▸ **Your objective**
Exactly reproduce all the records, keeping pictures out of the copy.

[Collected data]
++++++++++

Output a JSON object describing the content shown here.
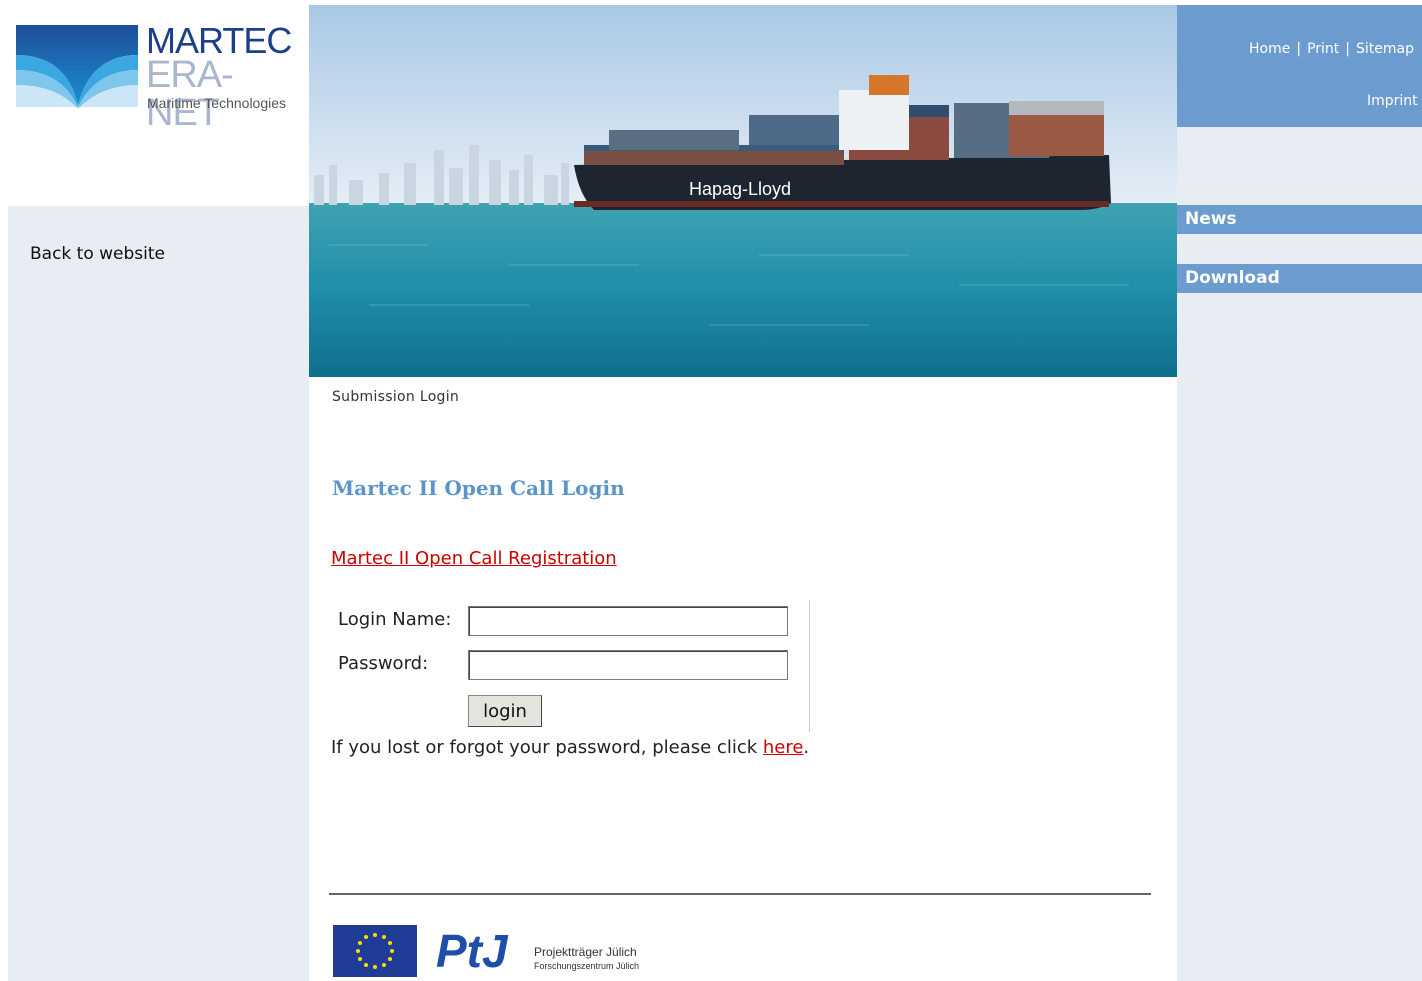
{
  "logo": {
    "line1": "MARTEC",
    "line2": "ERA-NET",
    "line3": "Maritime Technologies"
  },
  "left_nav": {
    "back_label": "Back to website"
  },
  "top_nav": {
    "home": "Home",
    "print": "Print",
    "sitemap": "Sitemap",
    "imprint": "Imprint",
    "separator": "|"
  },
  "side_menu": [
    {
      "label": "News"
    },
    {
      "label": "Download"
    }
  ],
  "hero": {
    "ship_text": "Hapag-Lloyd"
  },
  "main": {
    "breadcrumb": "Submission Login",
    "title": "Martec II Open Call Login",
    "registration_link": "Martec II Open Call Registration",
    "login_name_label": "Login Name:",
    "password_label": "Password:",
    "login_button": "login",
    "forgot_text": "If you lost or forgot your password, please click ",
    "forgot_link": "here",
    "forgot_end": "."
  },
  "footer": {
    "ptj_line1": "Projektträger Jülich",
    "ptj_line2": "Forschungszentrum Jülich",
    "ptj_logo": "PtJ"
  },
  "colors": {
    "accent": "#6c9ccf",
    "sidebar_bg": "#e7edf3",
    "link_red": "#cc0000",
    "title_blue": "#5b95c9"
  }
}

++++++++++

▸ **Solution to the problem**
Output a JSON object describing the content shown here.
{
  "logo": {
    "line1": "MARTEC",
    "line2": "ERA-NET",
    "line3": "Maritime Technologies"
  },
  "left_nav": {
    "back_label": "Back to website"
  },
  "top_nav": {
    "home": "Home",
    "print": "Print",
    "sitemap": "Sitemap",
    "imprint": "Imprint",
    "separator": "|"
  },
  "side_menu": [
    {
      "label": "News"
    },
    {
      "label": "Download"
    }
  ],
  "hero": {
    "ship_text": "Hapag-Lloyd"
  },
  "main": {
    "breadcrumb": "Submission Login",
    "title": "Martec II Open Call Login",
    "registration_link": "Martec II Open Call Registration",
    "login_name_label": "Login Name:",
    "password_label": "Password:",
    "login_button": "login",
    "forgot_text": "If you lost or forgot your password, please click ",
    "forgot_link": "here",
    "forgot_end": "."
  },
  "footer": {
    "ptj_line1": "Projektträger Jülich",
    "ptj_line2": "Forschungszentrum Jülich",
    "ptj_logo": "PtJ"
  },
  "colors": {
    "accent": "#6c9ccf",
    "sidebar_bg": "#e7edf3",
    "link_red": "#cc0000",
    "title_blue": "#5b95c9"
  }
}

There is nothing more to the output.